## [Task details]
Line by line, copy the data below exactly.

● ● ● ● ● ● ●

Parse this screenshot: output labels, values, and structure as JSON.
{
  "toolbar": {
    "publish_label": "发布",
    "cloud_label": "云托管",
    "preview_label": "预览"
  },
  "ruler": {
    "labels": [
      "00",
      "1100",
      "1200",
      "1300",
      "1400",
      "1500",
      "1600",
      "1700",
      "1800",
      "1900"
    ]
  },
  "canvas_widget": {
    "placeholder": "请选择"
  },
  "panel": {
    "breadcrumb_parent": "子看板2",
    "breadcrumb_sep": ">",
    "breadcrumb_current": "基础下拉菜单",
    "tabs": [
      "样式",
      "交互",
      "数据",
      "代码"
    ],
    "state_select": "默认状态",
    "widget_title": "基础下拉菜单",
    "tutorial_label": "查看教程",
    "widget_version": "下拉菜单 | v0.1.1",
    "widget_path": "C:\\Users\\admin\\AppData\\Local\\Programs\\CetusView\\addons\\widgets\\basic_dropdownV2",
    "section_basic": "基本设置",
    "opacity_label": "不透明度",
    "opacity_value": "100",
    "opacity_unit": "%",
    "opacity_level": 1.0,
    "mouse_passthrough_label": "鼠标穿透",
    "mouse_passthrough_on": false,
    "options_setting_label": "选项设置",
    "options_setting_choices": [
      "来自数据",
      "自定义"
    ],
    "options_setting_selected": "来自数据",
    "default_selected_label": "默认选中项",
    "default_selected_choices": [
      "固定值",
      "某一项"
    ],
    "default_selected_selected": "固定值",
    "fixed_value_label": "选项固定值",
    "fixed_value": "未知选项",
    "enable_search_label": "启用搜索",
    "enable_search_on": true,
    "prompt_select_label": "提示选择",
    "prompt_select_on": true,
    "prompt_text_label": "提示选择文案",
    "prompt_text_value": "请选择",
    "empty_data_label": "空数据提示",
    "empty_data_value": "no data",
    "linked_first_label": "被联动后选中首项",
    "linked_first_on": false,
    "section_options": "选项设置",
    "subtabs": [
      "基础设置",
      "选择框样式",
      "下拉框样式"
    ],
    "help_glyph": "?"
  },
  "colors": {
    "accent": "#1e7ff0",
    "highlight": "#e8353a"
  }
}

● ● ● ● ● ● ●

## [Response to this exercise]
Parse this screenshot: output labels, values, and structure as JSON.
{
  "toolbar": {
    "publish_label": "发布",
    "cloud_label": "云托管",
    "preview_label": "预览"
  },
  "ruler": {
    "labels": [
      "00",
      "1100",
      "1200",
      "1300",
      "1400",
      "1500",
      "1600",
      "1700",
      "1800",
      "1900"
    ]
  },
  "canvas_widget": {
    "placeholder": "请选择"
  },
  "panel": {
    "breadcrumb_parent": "子看板2",
    "breadcrumb_sep": ">",
    "breadcrumb_current": "基础下拉菜单",
    "tabs": [
      "样式",
      "交互",
      "数据",
      "代码"
    ],
    "state_select": "默认状态",
    "widget_title": "基础下拉菜单",
    "tutorial_label": "查看教程",
    "widget_version": "下拉菜单 | v0.1.1",
    "widget_path": "C:\\Users\\admin\\AppData\\Local\\Programs\\CetusView\\addons\\widgets\\basic_dropdownV2",
    "section_basic": "基本设置",
    "opacity_label": "不透明度",
    "opacity_value": "100",
    "opacity_unit": "%",
    "opacity_level": 1.0,
    "mouse_passthrough_label": "鼠标穿透",
    "mouse_passthrough_on": false,
    "options_setting_label": "选项设置",
    "options_setting_choices": [
      "来自数据",
      "自定义"
    ],
    "options_setting_selected": "来自数据",
    "default_selected_label": "默认选中项",
    "default_selected_choices": [
      "固定值",
      "某一项"
    ],
    "default_selected_selected": "固定值",
    "fixed_value_label": "选项固定值",
    "fixed_value": "未知选项",
    "enable_search_label": "启用搜索",
    "enable_search_on": true,
    "prompt_select_label": "提示选择",
    "prompt_select_on": true,
    "prompt_text_label": "提示选择文案",
    "prompt_text_value": "请选择",
    "empty_data_label": "空数据提示",
    "empty_data_value": "no data",
    "linked_first_label": "被联动后选中首项",
    "linked_first_on": false,
    "section_options": "选项设置",
    "subtabs": [
      "基础设置",
      "选择框样式",
      "下拉框样式"
    ],
    "help_glyph": "?"
  },
  "colors": {
    "accent": "#1e7ff0",
    "highlight": "#e8353a"
  }
}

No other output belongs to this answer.